Kettles not just for Christmas
Eastern Territory launches plan for summertime red kettles.
“Red kettles in moderation” was the adage in July as Salvation Army units around the country initiated a month-long summer program to place kettles in businesses. The goal was to generate revenue to handle increased requests for services.
In the Eastern Territory, The Salvation Army of Greater New York participated in bell ringing from July 13 to 18, aiming to raise $1 million. Major Evan Hickman reported that although their donations this year are close to those of last year, the need for services is up 40 percent; he noted that almost 300,000 New Yorkers have lost their jobs.

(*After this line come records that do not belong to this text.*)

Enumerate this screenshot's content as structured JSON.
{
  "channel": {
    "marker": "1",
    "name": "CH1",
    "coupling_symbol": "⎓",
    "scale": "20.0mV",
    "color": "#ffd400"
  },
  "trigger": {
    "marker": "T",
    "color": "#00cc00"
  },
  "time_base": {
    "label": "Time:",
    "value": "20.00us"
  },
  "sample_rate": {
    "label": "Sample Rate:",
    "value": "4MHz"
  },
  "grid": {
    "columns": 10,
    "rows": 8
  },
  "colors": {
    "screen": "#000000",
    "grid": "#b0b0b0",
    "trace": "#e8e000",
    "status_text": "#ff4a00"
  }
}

This was the first time in 130 years that The Salvation Army of Greater Philadelphia has launched a kettle fundraiser outside of the Christmas holidays. Randall Thomas, director of communications, said their goal was to bridge the gap between increased demand for services and a funding deficit of $850,000.
“The reason for proceeding in moderation,” Thomas said, “was to avoid an over saturation of kettles outside the holiday season.”
They also opened a Twitter account and a Facebook page.
In Nashville, The Salvation Army has placed countertop red kettles to avoid detracting from traditional bell-ringing activities. This program, which is year round, is independent of the Christmas in July program, which involved businesses that did not want to participate in the countertop program.
Nashville’s calls for service have tripled since April 2008. “We started [the program] for the first time this year to bring awareness to the community that people are in great need in our city and to continue our programming during the summer—we need support even in the summer months,” said Jen Eldridge, director of marketing. “Our immediate challenge is to keep pace with cost and demand. We don’t see any way to keep pace with demand.”